Anna Fasoli had tracked Andromeda to the laurel patch, but couldn't find the owl, though Saturday night they were able to follow its movements as it left the roost and began hunting. Sunday I set off, frustrated for a time by the signal bounce in King's Gap Hollow, which seemed even worse than usual. The recent snow was embroidered with lots of tracks -- deer, gray and red fox, a raccoon. Up in the laurel thicket there were also plenty of mouse, vole and shrew paths, suggesting that it might not just be shelter that draws the saw-whets.
Little wonder they call these thickets "laurel hells" in parts of the southern Appalachians. At times I could barely find the room to raise my arm and deploy the antenna. Eventually I zeroed in on small patch of laurel and pitch pines just off the Buck Ridge Trail, so I dropped my pack, yagi antenna and receiver, and wormed my way in on hands and knees - and found myself face to face with Andromeda, perched about two feet off the ground in a laurel.
I had a hard time spotting it, but the other birds did not. Four or five times over the next half-hour, flocks of chickadees and kinglets mobbed the saw-whet, fussing and hissing. I also saw a young goshawk, and all the mammal tracks lead me to think this is an owl that needs to be careful about perching too low or too conspicuously.

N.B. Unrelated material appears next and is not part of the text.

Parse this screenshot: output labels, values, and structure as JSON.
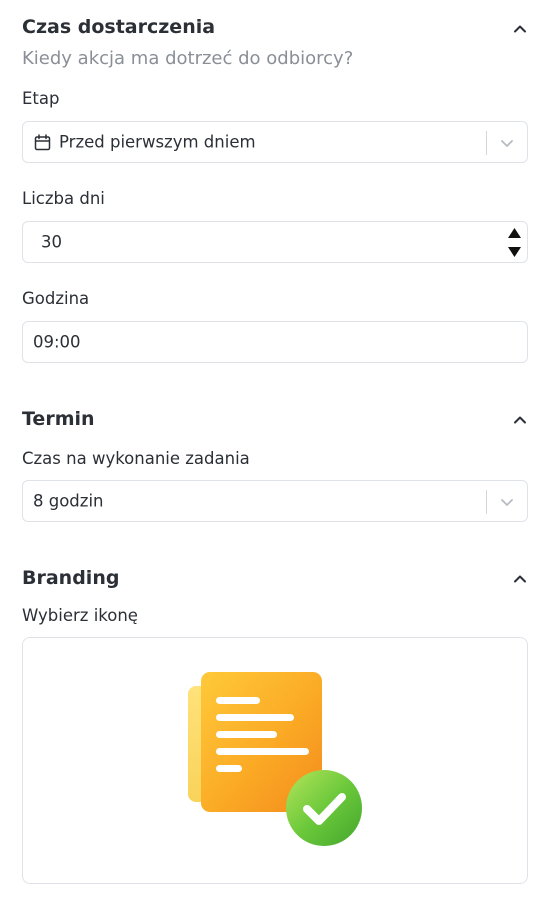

Last night Anna and Drew Weber checked on Andromeda a couple of times, but devoted most of the night to searching more thoroughly for Sacagawea and Quasi, who had left the immediate King's Gap area. No luck, though several times they thought they heard beeps through the white-noise static -- an aural hallucination when you've been listening to that hiss for hours, trying to pull a signal out of it. They worked their way all the way down to Fayetteville, Franklin County, before giving up.
Meanwhile, Aura Stauffer and the King's Gap banding crew had snagged one more owl, to which they gave a radio and a name: TLC. You might think that stands for "Tender Loving Care," but this bunch was thinking more about Thanksgiving, and it really means "Tastes Like Chicken." ("You can always tell people that it's a rapper name," Aura suggested.)
Over at Hidden Valley, Nate McKelvie's crew also had one saw-whet, bringing our count to 227. Saturday night was the final night for banding at Small Valley - after closing the nets for the season, without any final owls, Sandy Lockerman and her crew repaired to the Summerdale Diner for the fourth annual midnight breakfast rendezvous. "So now we're filled with artery-clogging bacon, French toast, eggs, hot coffee and tea and lots of laughter and chit-chat," Sandy reported.
Looks like rain and snow are going to cancel banding and tracking tonight, but then things should clear out a bit Tuesday.